Another project of the association is the department numbering system based on the alphabetical listing of the departments. McSherry explained up until that time dispatchers did not know who on the department or sometimes what department they were talking with. Now, starting with Atwood, the departments are numbered starting with 100 and going to 1400. County dispatchers know if 101 is on the radio it is Atwood’s Fire Chief or if it is 1401 it is Winona Lake’s Fire Chief or 1402 it’s the assistant chief for Winona Lake.
For a number of years, communication between county dispatch and fire departments and even between departments have been a concern with “dead zones” in some parts of the county. This will soon be resolved with new equipment and several new towers.
The most recent, and ongoing, project is a communication update and the installation of new radio towers and equipment. McSherry noted he wrote a Kosciusko Leadership Academy white paper in 2012 proposing an update to improve inner department communications and operations. This was an update of an idea that started in 2007.
“Safety in communication is paramount and this system that the county has bought will be state of the art, second to none. I was pushing for this for a long, long time,” McSherry stated.
The project will also potentially include new pagers and radio systems for the departments through various grants. “Communications has been a huge issue in this county for a long time,” said Baker. Randall Byrer, Etna Green Fire Chief, agreed, adding, “This is a bad area out here,” noting after a new repeater was placed on Creighton Brothers mill, “I’ve been told this is the cheeriest spot in the county. Everybody can hear us when we talk.”
The association also has other programs and projects. One is a benevolence fund. “After the loss of Mitch Titus, it was evident to us we had to do something to help his spouse and children and so we needed the money to do that right away,” McSherry recalls. The association conducted a gun raffle and was able to generate $10,000 to give to Titus’s window. This was the start of the fund, which is overseen by a committee.
The association has also supported and assisted with such programs as the state’s burn camp, Toys For Tots, AutoPulse program, a training council, hosts chief’s meetings and organized a county fire chaplain.
The county fire association has been around since 1945. Bill Martin, former Milford Fire Chief, was the first president. Other presidents have included Garland “Shorty” Keifer, John Huff, Butch Warren, Kenny Shepherd, Dave Biesemeyer, Roger Gelbaugh, Mitch Rader, Jim Heaton, Al Rovenstine and many more.

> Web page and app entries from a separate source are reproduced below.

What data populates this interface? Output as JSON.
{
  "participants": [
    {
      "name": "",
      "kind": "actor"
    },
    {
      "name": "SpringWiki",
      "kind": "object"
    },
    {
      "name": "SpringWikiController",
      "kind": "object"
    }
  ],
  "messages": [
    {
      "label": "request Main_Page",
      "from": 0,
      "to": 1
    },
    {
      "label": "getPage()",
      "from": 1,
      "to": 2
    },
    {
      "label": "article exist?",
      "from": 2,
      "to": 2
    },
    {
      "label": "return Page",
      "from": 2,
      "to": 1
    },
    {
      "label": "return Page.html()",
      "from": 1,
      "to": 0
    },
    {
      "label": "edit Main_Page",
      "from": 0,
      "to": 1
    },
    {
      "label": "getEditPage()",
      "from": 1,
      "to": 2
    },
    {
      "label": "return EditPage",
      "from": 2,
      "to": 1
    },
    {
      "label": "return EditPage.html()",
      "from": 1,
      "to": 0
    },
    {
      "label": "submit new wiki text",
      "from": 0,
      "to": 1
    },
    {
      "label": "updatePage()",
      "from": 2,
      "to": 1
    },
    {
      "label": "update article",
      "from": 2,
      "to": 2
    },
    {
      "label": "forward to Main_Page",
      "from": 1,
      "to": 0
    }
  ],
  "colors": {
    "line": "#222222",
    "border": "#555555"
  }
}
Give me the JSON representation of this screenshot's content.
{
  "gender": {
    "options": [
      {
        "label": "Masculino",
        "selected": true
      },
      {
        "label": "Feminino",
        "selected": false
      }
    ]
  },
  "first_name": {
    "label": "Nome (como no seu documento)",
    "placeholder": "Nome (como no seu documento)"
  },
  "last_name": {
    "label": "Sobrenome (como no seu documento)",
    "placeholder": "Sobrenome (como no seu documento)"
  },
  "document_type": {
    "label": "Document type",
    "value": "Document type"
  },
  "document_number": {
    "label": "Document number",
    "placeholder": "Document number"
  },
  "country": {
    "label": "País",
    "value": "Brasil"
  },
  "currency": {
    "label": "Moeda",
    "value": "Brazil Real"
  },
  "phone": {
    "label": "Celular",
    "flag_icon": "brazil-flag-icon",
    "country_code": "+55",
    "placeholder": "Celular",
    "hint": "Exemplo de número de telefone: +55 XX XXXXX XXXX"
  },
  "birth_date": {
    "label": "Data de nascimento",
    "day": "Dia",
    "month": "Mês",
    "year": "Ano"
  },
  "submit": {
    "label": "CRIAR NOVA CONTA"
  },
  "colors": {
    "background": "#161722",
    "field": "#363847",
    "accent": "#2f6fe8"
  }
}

“We all come from different backgrounds somewhat. Basically all the same. We all grew up in small communities … all in it for the same reason. Some get paid to do it, some don’t get a dime,” McSherry said.